Entries from a dataset of interfaces:
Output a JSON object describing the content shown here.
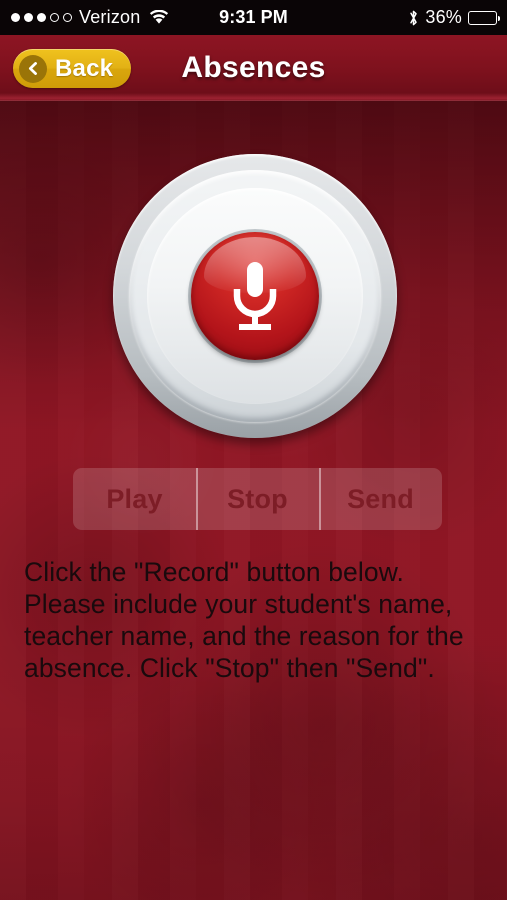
{
  "status_bar": {
    "carrier": "Verizon",
    "signal_bars_filled": 3,
    "signal_bars_total": 5,
    "wifi_icon": "wifi-icon",
    "time": "9:31 PM",
    "bluetooth_icon": "bluetooth-icon",
    "battery_percent_label": "36%",
    "battery_level": 36,
    "background_color": "#0a0506",
    "text_color": "#ffffff"
  },
  "nav_bar": {
    "title": "Absences",
    "back_label": "Back",
    "back_icon": "chevron-left-icon",
    "back_button_color": "#e2b115",
    "background_color": "#861320",
    "title_color": "#ffffff"
  },
  "main": {
    "record_button": {
      "icon": "microphone-icon",
      "inner_color": "#c1201f",
      "ring_color": "#d3d7da"
    },
    "transport": {
      "segments": [
        {
          "label": "Play",
          "name": "play-segment"
        },
        {
          "label": "Stop",
          "name": "stop-segment"
        },
        {
          "label": "Send",
          "name": "send-segment"
        }
      ],
      "text_color": "#7d1d26",
      "enabled": false
    },
    "instructions": "Click the \"Record\" button below. Please include your student's name, teacher name, and the reason for the absence. Click \"Stop\" then \"Send\".",
    "background_color": "#901624",
    "instructions_color": "#190a0d"
  }
}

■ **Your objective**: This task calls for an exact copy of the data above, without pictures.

■ **Solved problem**:
Output a JSON object describing the content shown here.
{
  "status_bar": {
    "carrier": "Verizon",
    "signal_bars_filled": 3,
    "signal_bars_total": 5,
    "wifi_icon": "wifi-icon",
    "time": "9:31 PM",
    "bluetooth_icon": "bluetooth-icon",
    "battery_percent_label": "36%",
    "battery_level": 36,
    "background_color": "#0a0506",
    "text_color": "#ffffff"
  },
  "nav_bar": {
    "title": "Absences",
    "back_label": "Back",
    "back_icon": "chevron-left-icon",
    "back_button_color": "#e2b115",
    "background_color": "#861320",
    "title_color": "#ffffff"
  },
  "main": {
    "record_button": {
      "icon": "microphone-icon",
      "inner_color": "#c1201f",
      "ring_color": "#d3d7da"
    },
    "transport": {
      "segments": [
        {
          "label": "Play",
          "name": "play-segment"
        },
        {
          "label": "Stop",
          "name": "stop-segment"
        },
        {
          "label": "Send",
          "name": "send-segment"
        }
      ],
      "text_color": "#7d1d26",
      "enabled": false
    },
    "instructions": "Click the \"Record\" button below. Please include your student's name, teacher name, and the reason for the absence. Click \"Stop\" then \"Send\".",
    "background_color": "#901624",
    "instructions_color": "#190a0d"
  }
}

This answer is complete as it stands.